ATHENS – Greece’s record in holding down the number of cases and fatalities in the COVID-19 pandemic is also being used to try to lure more film producers to come to the country to shoot, coinciding with the release of the buddy road film The Trip to Greece.
Greece’s New Democracy, working to reverse the country’s previously notoriously anti-film mentality, is also raising cash rebates from 35% to 40% with more films being shot in the first post-pandemic European co-production movie start-up, said Variety.
“Greece is quite a success story in these particularly difficult times because of (COVID-19) measures that were taken early on,” said Venia Vergou, Director of the Hellenic Film Commission during a virtual Cannes Market panel.
The government on March 23 imposed a lockdown of non-essential businesses on March 23 to prevent the spread of the Coronavirus and didn’t begin a weekly gradual lifting until May 4, leading to the first tourism from other countries with safe records arriving June 15.
The hit Greek TV series, a period piece about three farm sisters who live in a small, fictional village in the Thessalian flatland in the late 1950’s was the first Greek production that started filming after the pandemic, the industry’s entertainment bible wrote.
The scheduled production output of “Wild Bees,” which is produced for Antenna TV, was “only one week ahead of the (TV) screenings, which is very common in Greece,” said its director, Lefteris Charitos. So basically its Greek fans had been left high and dry. But “when things started looking better … our producer came up with a plan,” he said.
“He saw all the protocols coming out of Europe…and bought thousands of masks and gloves; we were tested; and we basically decided to start shooting only a week after lockdown was over,” Charitos recounted.
Producer Yorgos Karnavas, making the German-Italian-Greek co-production Töchter (English translation Daughter) is shooting on the island of Amorgos and, saying his is the first European co-production to start filming post-pandemic.

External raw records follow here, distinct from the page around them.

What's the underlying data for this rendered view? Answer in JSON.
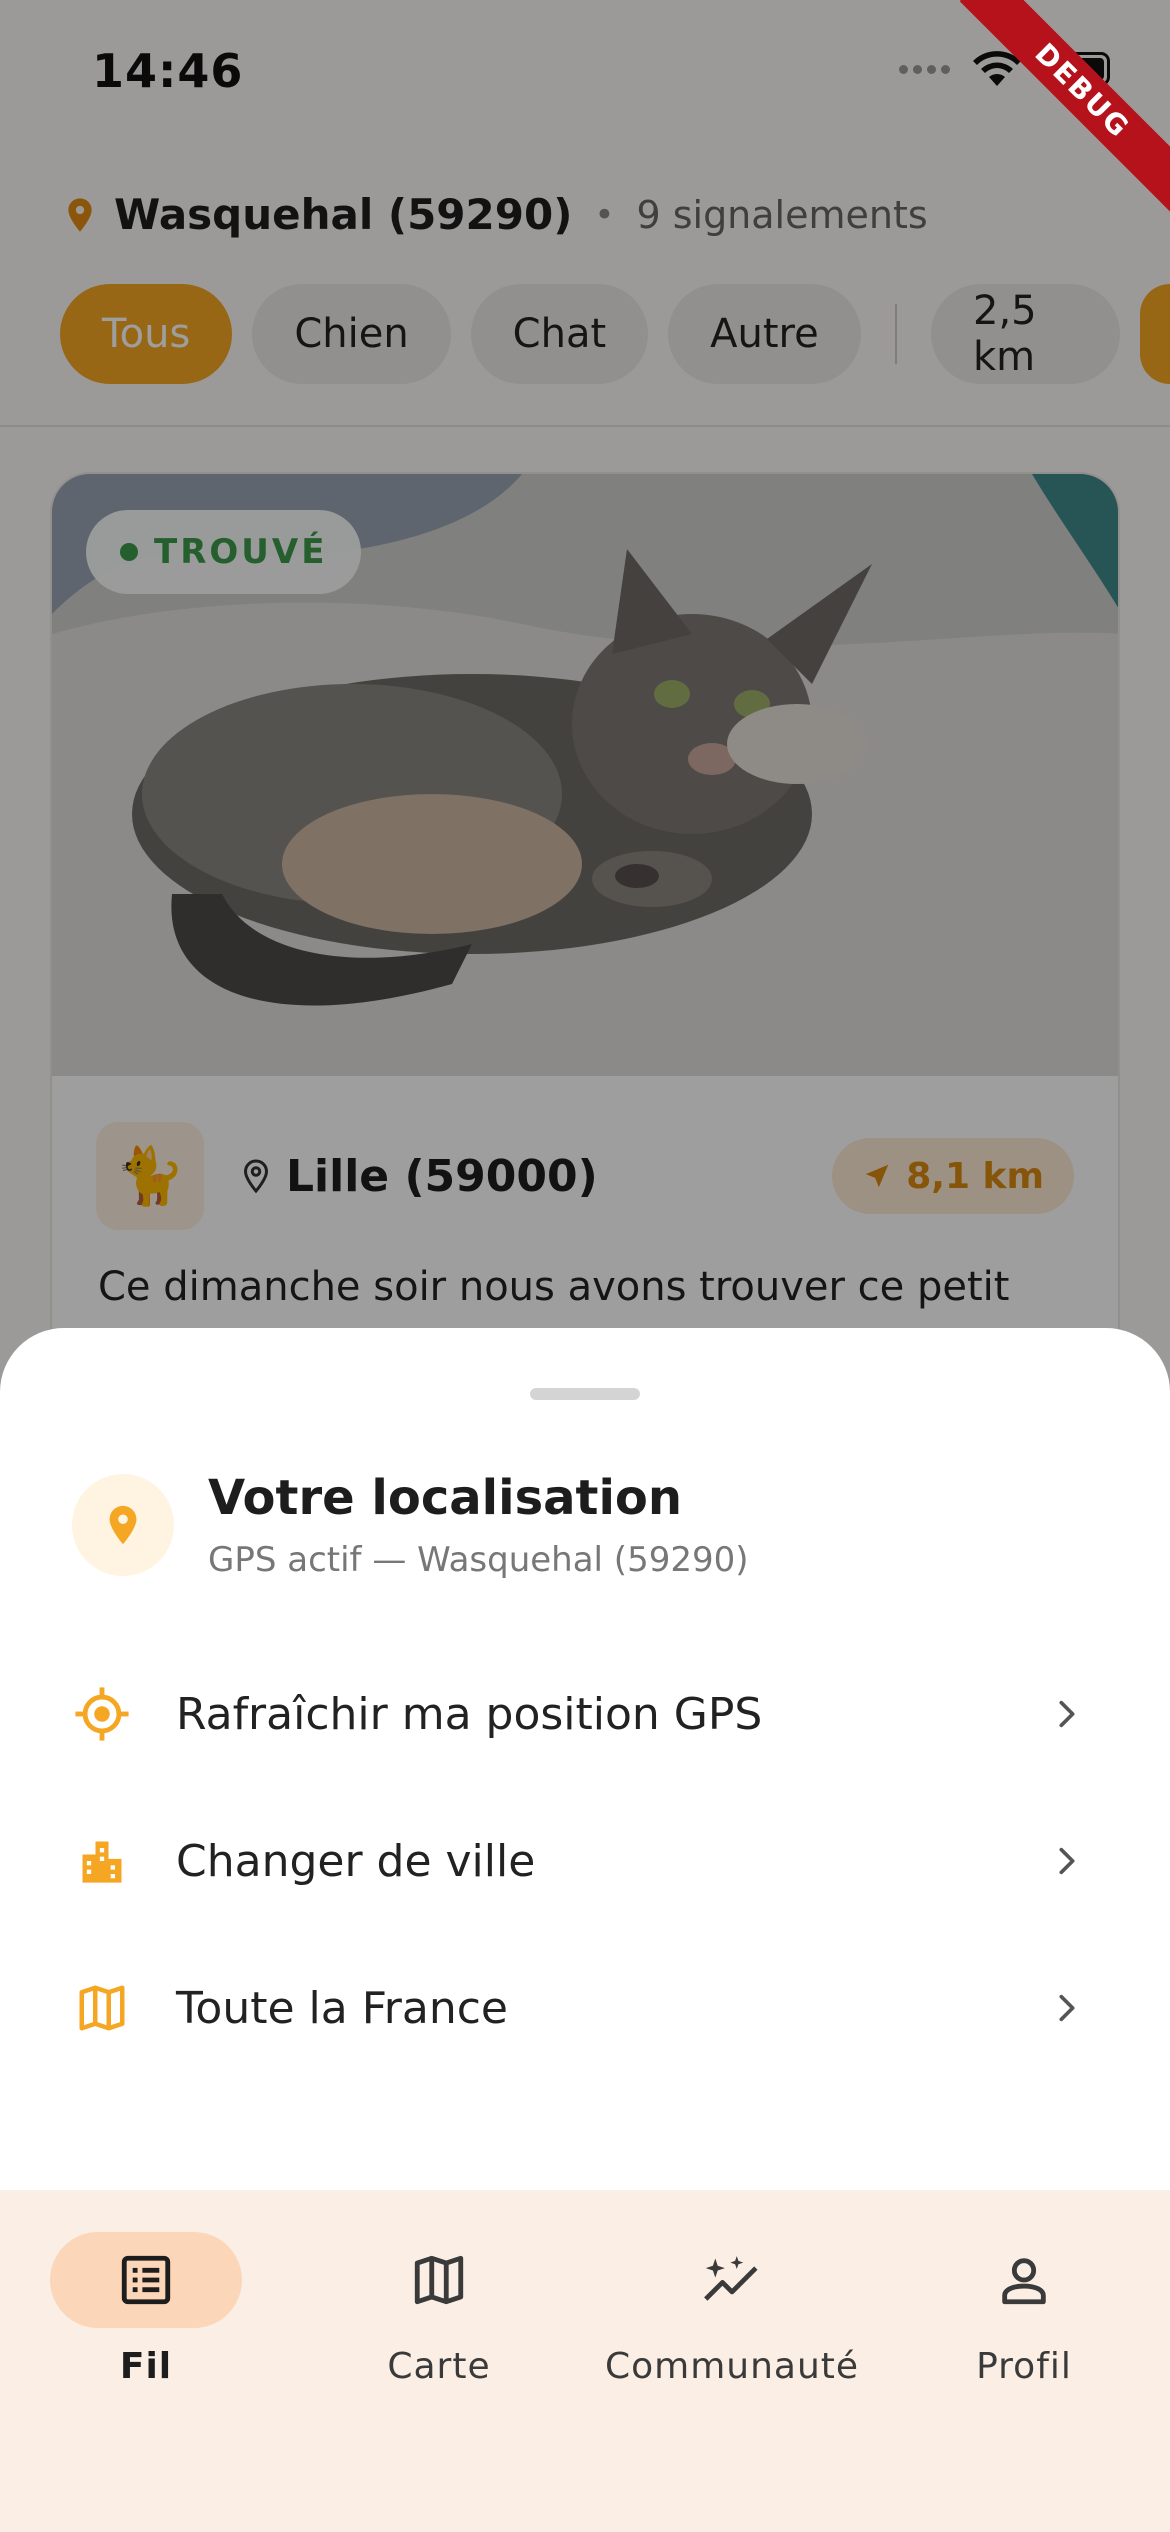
{
  "status_bar": {
    "time": "14:46",
    "debug_banner": "DEBUG"
  },
  "header": {
    "city": "Wasquehal (59290)",
    "separator": "•",
    "report_count": "9 signalements"
  },
  "filters": {
    "chips": [
      {
        "label": "Tous",
        "active": true
      },
      {
        "label": "Chien",
        "active": false
      },
      {
        "label": "Chat",
        "active": false
      },
      {
        "label": "Autre",
        "active": false
      }
    ],
    "radius": "2,5 km"
  },
  "card": {
    "status_badge": "TROUVÉ",
    "species_icon": "cat-emoji",
    "city": "Lille (59000)",
    "distance": "8,1 km",
    "description": "Ce dimanche soir nous avons trouver ce petit"
  },
  "sheet": {
    "title": "Votre localisation",
    "subtitle": "GPS actif — Wasquehal (59290)",
    "items": [
      {
        "label": "Rafraîchir ma position GPS",
        "icon": "gps-target-icon"
      },
      {
        "label": "Changer de ville",
        "icon": "city-buildings-icon"
      },
      {
        "label": "Toute la France",
        "icon": "map-icon"
      }
    ]
  },
  "nav": {
    "items": [
      {
        "label": "Fil",
        "icon": "feed-list-icon",
        "active": true
      },
      {
        "label": "Carte",
        "icon": "map-icon",
        "active": false
      },
      {
        "label": "Communauté",
        "icon": "sparkle-trend-icon",
        "active": false
      },
      {
        "label": "Profil",
        "icon": "person-icon",
        "active": false
      }
    ]
  },
  "colors": {
    "accent": "#f5a623",
    "found_green": "#3b9a4a",
    "nav_background": "#fbeee4",
    "nav_active_pill": "#fcd6b8"
  }
}
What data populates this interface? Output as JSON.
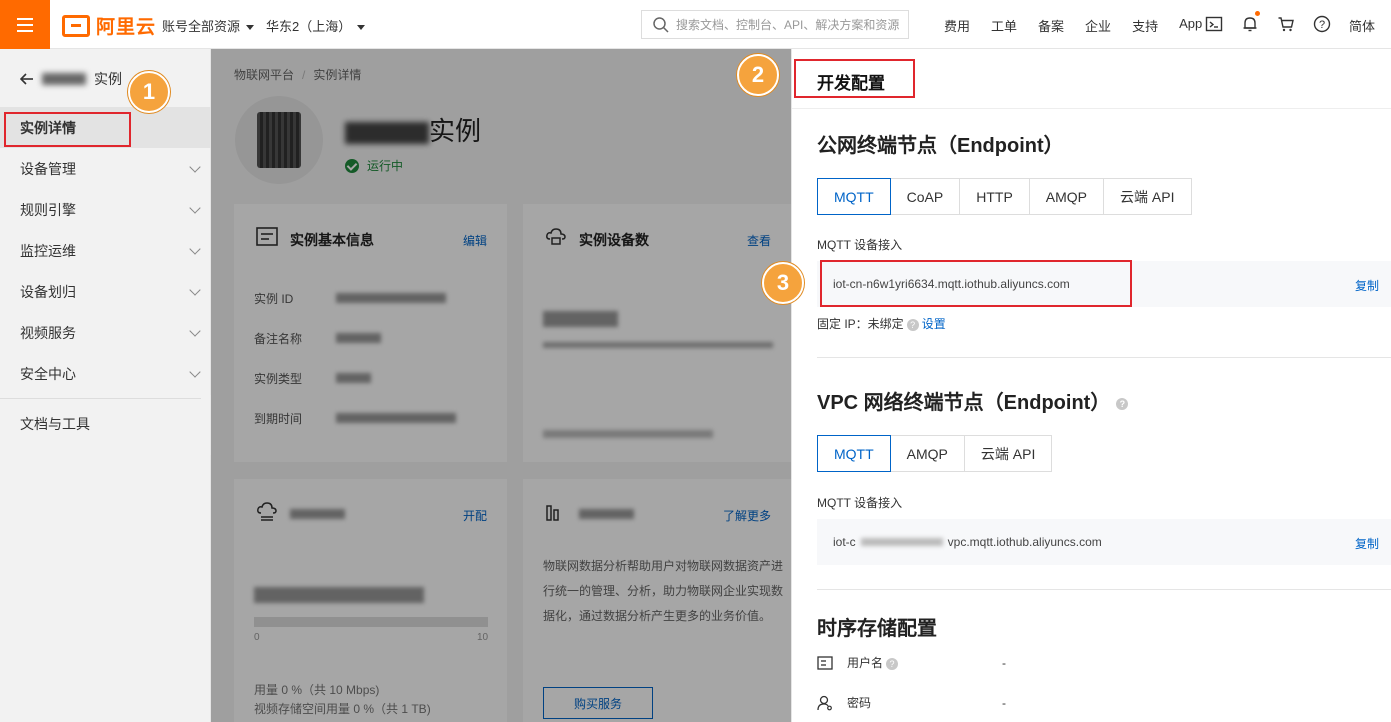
{
  "topbar": {
    "brand": "阿里云",
    "account_scope": "账号全部资源",
    "region": "华东2（上海）",
    "search_placeholder": "搜索文档、控制台、API、解决方案和资源",
    "links": [
      "费用",
      "工单",
      "备案",
      "企业",
      "支持",
      "App"
    ],
    "lang": "简体",
    "icons": [
      "terminal-icon",
      "bell-icon",
      "cart-icon",
      "help-icon"
    ],
    "accent": "#ff6a00"
  },
  "sidebar": {
    "back_label": "实例",
    "items": [
      {
        "label": "实例详情",
        "active": true
      },
      {
        "label": "设备管理"
      },
      {
        "label": "规则引擎"
      },
      {
        "label": "监控运维"
      },
      {
        "label": "设备划归"
      },
      {
        "label": "视频服务"
      },
      {
        "label": "安全中心"
      }
    ],
    "footer_item": "文档与工具"
  },
  "main": {
    "breadcrumb": [
      "物联网平台",
      "实例详情"
    ],
    "instance_title_suffix": "实例",
    "status": "运行中",
    "basic_card": {
      "title": "实例基本信息",
      "action": "编辑",
      "fields": [
        {
          "label": "实例 ID"
        },
        {
          "label": "备注名称"
        },
        {
          "label": "实例类型"
        },
        {
          "label": "到期时间"
        }
      ]
    },
    "device_card": {
      "title": "实例设备数",
      "action": "查看"
    },
    "bandwidth_card": {
      "action": "开配",
      "axis_min": "0",
      "axis_max": "10",
      "usage_lines": [
        "用量 0 %（共 10 Mbps)",
        "视频存储空间用量 0 %（共 1 TB)"
      ]
    },
    "analytics_card": {
      "action": "了解更多",
      "description": "物联网数据分析帮助用户对物联网数据资产进行统一的管理、分析，助力物联网企业实现数据化，通过数据分析产生更多的业务价值。",
      "button": "购买服务"
    }
  },
  "drawer": {
    "title": "开发配置",
    "public": {
      "title": "公网终端节点（Endpoint）",
      "tabs": [
        "MQTT",
        "CoAP",
        "HTTP",
        "AMQP",
        "云端 API"
      ],
      "selected_tab": "MQTT",
      "field_label": "MQTT 设备接入",
      "endpoint": "iot-cn-n6w1yri6634.mqtt.iothub.aliyuncs.com",
      "copy": "复制",
      "fixed_ip_label": "固定 IP：未绑定",
      "fixed_ip_action": "设置"
    },
    "vpc": {
      "title": "VPC 网络终端节点（Endpoint）",
      "tabs": [
        "MQTT",
        "AMQP",
        "云端 API"
      ],
      "selected_tab": "MQTT",
      "field_label": "MQTT 设备接入",
      "endpoint_prefix": "iot-c",
      "endpoint_suffix": "vpc.mqtt.iothub.aliyuncs.com",
      "copy": "复制"
    },
    "storage": {
      "title": "时序存储配置",
      "rows": [
        {
          "label": "用户名",
          "value": "-"
        },
        {
          "label": "密码",
          "value": "-"
        }
      ]
    }
  },
  "annotations": {
    "badges": [
      "1",
      "2",
      "3"
    ],
    "highlight_color": "#e0262d",
    "badge_color": "#f5a33d"
  }
}
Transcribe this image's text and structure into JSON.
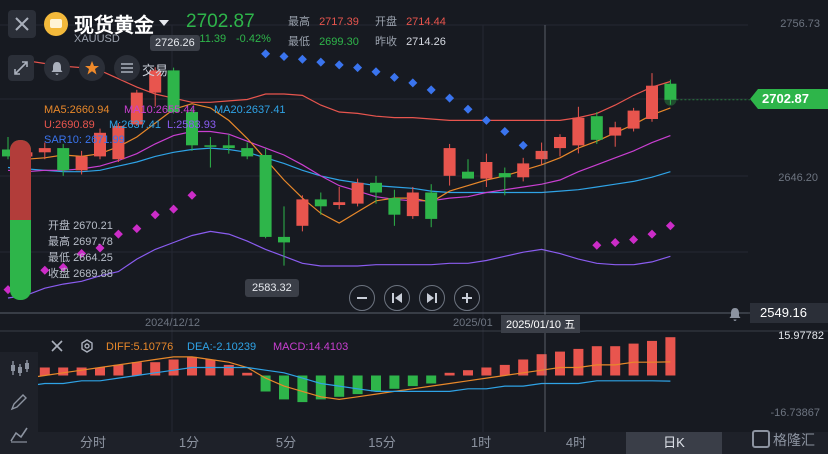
{
  "header": {
    "title": "现货黄金",
    "symbol": "XAUUSD",
    "price": "2702.87",
    "change": "+11.39",
    "change_pct": "-0.42%",
    "stats": {
      "high_label": "最高",
      "high": "2717.39",
      "open_label": "开盘",
      "open": "2714.44",
      "low_label": "最低",
      "low": "2699.30",
      "prev_close_label": "昨收",
      "prev_close": "2714.26"
    }
  },
  "toolbar": {
    "trade_label": "交易"
  },
  "indicators": {
    "ma5": "MA5:2660.94",
    "ma10": "MA10:2655.44",
    "ma20": "MA20:2637.41",
    "boll_u": "U:2690.89",
    "boll_m": "M:2637.41",
    "boll_l": "L:2583.93",
    "sar": "SAR10: 2671.99"
  },
  "ohlc_popup": {
    "open_label": "开盘",
    "open": "2670.21",
    "high_label": "最高",
    "high": "2697.78",
    "low_label": "最低",
    "low": "2664.25",
    "close_label": "收盘",
    "close": "2689.88"
  },
  "price_axis": {
    "top": "2756.73",
    "mid": "2646.20",
    "current": "2702.87",
    "crosshair": "2549.16"
  },
  "callouts": {
    "max": "2726.26",
    "min": "2583.32"
  },
  "date_axis": {
    "left": "2024/12/12",
    "right": "2025/01",
    "crosshair": "2025/01/10 五"
  },
  "macd": {
    "diff": "DIFF:5.10776",
    "dea": "DEA:-2.10239",
    "macd": "MACD:14.4103",
    "axis_top": "15.97782",
    "axis_bottom": "-16.73867"
  },
  "tabs": [
    "分时",
    "1分",
    "5分",
    "15分",
    "1时",
    "4时",
    "日K"
  ],
  "watermark": "格隆汇",
  "colors": {
    "up": "#e8554e",
    "down": "#2eb54a",
    "ma5": "#e8882a",
    "ma10": "#c93fd1",
    "ma20": "#2fa3e6",
    "boll_lower": "#8a5cf0",
    "sar_up": "#3a74ee",
    "sar_down": "#cc2cc8",
    "accent": "#f3b93b",
    "price_tag": "#2eb54a"
  },
  "chart_data": {
    "type": "candlestick",
    "ohlc": [
      {
        "o": 2667,
        "h": 2676,
        "l": 2660,
        "c": 2662
      },
      {
        "o": 2662,
        "h": 2671,
        "l": 2653,
        "c": 2665
      },
      {
        "o": 2665,
        "h": 2672,
        "l": 2660,
        "c": 2668
      },
      {
        "o": 2668,
        "h": 2671,
        "l": 2648,
        "c": 2652
      },
      {
        "o": 2652,
        "h": 2666,
        "l": 2649,
        "c": 2662
      },
      {
        "o": 2662,
        "h": 2682,
        "l": 2660,
        "c": 2679
      },
      {
        "o": 2660,
        "h": 2686,
        "l": 2658,
        "c": 2684
      },
      {
        "o": 2685,
        "h": 2710,
        "l": 2684,
        "c": 2708
      },
      {
        "o": 2708,
        "h": 2726.26,
        "l": 2698,
        "c": 2724
      },
      {
        "o": 2724,
        "h": 2726,
        "l": 2693,
        "c": 2694
      },
      {
        "o": 2694,
        "h": 2697,
        "l": 2666,
        "c": 2670
      },
      {
        "o": 2670,
        "h": 2676,
        "l": 2654,
        "c": 2669
      },
      {
        "o": 2670,
        "h": 2678,
        "l": 2664,
        "c": 2668
      },
      {
        "o": 2668,
        "h": 2672,
        "l": 2660,
        "c": 2662
      },
      {
        "o": 2663,
        "h": 2668,
        "l": 2603,
        "c": 2604
      },
      {
        "o": 2604,
        "h": 2626,
        "l": 2583.32,
        "c": 2600
      },
      {
        "o": 2612,
        "h": 2634,
        "l": 2608,
        "c": 2631
      },
      {
        "o": 2631,
        "h": 2636,
        "l": 2620,
        "c": 2626
      },
      {
        "o": 2627,
        "h": 2640,
        "l": 2624,
        "c": 2629
      },
      {
        "o": 2628,
        "h": 2646,
        "l": 2626,
        "c": 2643
      },
      {
        "o": 2643,
        "h": 2648,
        "l": 2628,
        "c": 2636
      },
      {
        "o": 2632,
        "h": 2638,
        "l": 2612,
        "c": 2620
      },
      {
        "o": 2619,
        "h": 2640,
        "l": 2617,
        "c": 2636
      },
      {
        "o": 2636,
        "h": 2642,
        "l": 2611,
        "c": 2617
      },
      {
        "o": 2648,
        "h": 2671,
        "l": 2641,
        "c": 2668
      },
      {
        "o": 2651,
        "h": 2660,
        "l": 2648,
        "c": 2646
      },
      {
        "o": 2646,
        "h": 2664,
        "l": 2640,
        "c": 2658
      },
      {
        "o": 2650,
        "h": 2654,
        "l": 2634,
        "c": 2647
      },
      {
        "o": 2647,
        "h": 2661,
        "l": 2644,
        "c": 2657
      },
      {
        "o": 2660,
        "h": 2672,
        "l": 2656,
        "c": 2666
      },
      {
        "o": 2668,
        "h": 2678,
        "l": 2662,
        "c": 2676
      },
      {
        "o": 2670,
        "h": 2697.78,
        "l": 2664.25,
        "c": 2689.88
      },
      {
        "o": 2691,
        "h": 2694,
        "l": 2671,
        "c": 2674
      },
      {
        "o": 2677,
        "h": 2687,
        "l": 2669,
        "c": 2683
      },
      {
        "o": 2682,
        "h": 2697,
        "l": 2680,
        "c": 2695
      },
      {
        "o": 2689,
        "h": 2722,
        "l": 2687,
        "c": 2713
      },
      {
        "o": 2714.44,
        "h": 2717.39,
        "l": 2699.3,
        "c": 2702.87
      }
    ],
    "ma5": [
      2663,
      2660,
      2661,
      2663,
      2662,
      2664,
      2669,
      2676,
      2686,
      2696,
      2700,
      2697,
      2688,
      2675,
      2660,
      2645,
      2632,
      2621,
      2614,
      2622,
      2630,
      2632,
      2632,
      2629,
      2637,
      2641,
      2645,
      2648,
      2652,
      2656,
      2661,
      2668,
      2673,
      2679,
      2685,
      2692,
      2697
    ],
    "ma10": [
      2652,
      2651,
      2652,
      2652,
      2653,
      2655,
      2659,
      2664,
      2671,
      2677,
      2680,
      2680,
      2678,
      2673,
      2668,
      2663,
      2656,
      2648,
      2641,
      2637,
      2633,
      2631,
      2630,
      2630,
      2632,
      2633,
      2636,
      2638,
      2640,
      2642,
      2645,
      2651,
      2656,
      2661,
      2666,
      2672,
      2677
    ],
    "ma20": [
      2654,
      2653,
      2652,
      2651,
      2651,
      2652,
      2655,
      2658,
      2662,
      2665,
      2667,
      2668,
      2667,
      2665,
      2661,
      2657,
      2652,
      2648,
      2645,
      2643,
      2641,
      2640,
      2639,
      2637,
      2636,
      2636,
      2636,
      2636,
      2636,
      2636,
      2637,
      2638,
      2640,
      2642,
      2644,
      2647,
      2651
    ],
    "boll_upper": [
      2730,
      2731,
      2729,
      2727,
      2726,
      2724,
      2718,
      2712,
      2707,
      2704,
      2701,
      2701,
      2702,
      2703,
      2707,
      2707,
      2706,
      2699,
      2694,
      2693,
      2691,
      2690,
      2690,
      2689,
      2688,
      2688,
      2688,
      2688,
      2688,
      2688,
      2688,
      2690,
      2693,
      2699,
      2706,
      2712,
      2716
    ],
    "boll_lower": [
      2560,
      2562,
      2567,
      2570,
      2572,
      2576,
      2579,
      2588,
      2595,
      2600,
      2605,
      2608,
      2606,
      2601,
      2595,
      2590,
      2585,
      2583,
      2583,
      2583,
      2584,
      2584,
      2584,
      2584,
      2585,
      2585,
      2587,
      2590,
      2593,
      2595,
      2592,
      2588,
      2585,
      2584,
      2584,
      2586,
      2590
    ],
    "sar": [
      2566,
      2570,
      2580,
      2582,
      2592,
      2596,
      2606,
      2610,
      2620,
      2624,
      2634,
      null,
      null,
      null,
      2736,
      2734,
      2732,
      2730,
      2728,
      2726,
      2723,
      2719,
      2715,
      2710,
      2704,
      2696,
      2688,
      2680,
      2670,
      null,
      null,
      null,
      2598,
      2600,
      2602,
      2606,
      2612
    ],
    "macd_hist": [
      3,
      3,
      3,
      3,
      3,
      3,
      4,
      5,
      5,
      6,
      7,
      6,
      4,
      1,
      -6,
      -9,
      -10,
      -9,
      -8,
      -7,
      -6,
      -5,
      -4,
      -3,
      1,
      2,
      3,
      4,
      6,
      8,
      9,
      10,
      11,
      11,
      12,
      13,
      14.4103
    ],
    "diff": [
      -2,
      -1,
      0,
      1,
      2,
      3,
      4,
      5,
      6,
      7,
      7,
      6,
      5,
      3,
      -1,
      -4,
      -6,
      -8,
      -9,
      -8,
      -7,
      -6,
      -5,
      -4,
      -3,
      -2,
      -1,
      0,
      1,
      2,
      3,
      3,
      4,
      4,
      5,
      5,
      5.10776
    ],
    "dea": [
      -4,
      -4,
      -3,
      -3,
      -2,
      -2,
      -1,
      0,
      1,
      2,
      3,
      3,
      3,
      3,
      2,
      1,
      -1,
      -3,
      -4,
      -5,
      -6,
      -6,
      -6,
      -6,
      -6,
      -5,
      -5,
      -4,
      -4,
      -3,
      -3,
      -3,
      -2,
      -2,
      -2,
      -2,
      -2.10239
    ],
    "ylim": [
      2549.16,
      2756.73
    ],
    "macd_ylim": [
      -16.73867,
      15.97782
    ]
  }
}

“We brought international crew in with a private plane, so they didn’t have to be on the plane with other people; they were tested (for coronavirus) two days before…and the hotel is fully booked by us,” said Karnavas, of Greek company Heretic, who noted that for this feature coronavirus-related the extra costs “can go up to 2% of the budget.”
He added that they are shooting with very few scenes with extras, “so in many cases the logistics are easy.”
The next international shoot expected to start filming in Greece is French director Francois Uzan’s comedy Smile For The Photo, starring Jacques Gamblin and Pascale Arbillot and co-produced by France’s Orange Studios and Greece’s Fenia Cossovista, who said the plan is for cameras to start rolling on July 13.
Cossovista said health measures will go beyond those ordered by the government and that all cast and crew will be tested for the virus, adding that Frances’s Fonds de Garantie will ensure that insurance companies are refunded if there’s a breakout during shooting.
Increasing the cash rebate for filmmakers is awaiting final approval, expected in July, the report said, with the government eager to get the economy going again and luring other foreign investors.
The bill also involves extending funding options to more beneficiaries than the country’s current scheme allows and also accelerating the rebate payback process.
Greece is benefitting from praise by British producer Josh Hyams who helped finance The Trip to Greece, starring British comic actors Steve Coogan and Rob Brydon, going cross-country and sharing dining, historical and philosophical experiences and their dueling impressions of Michael Caine.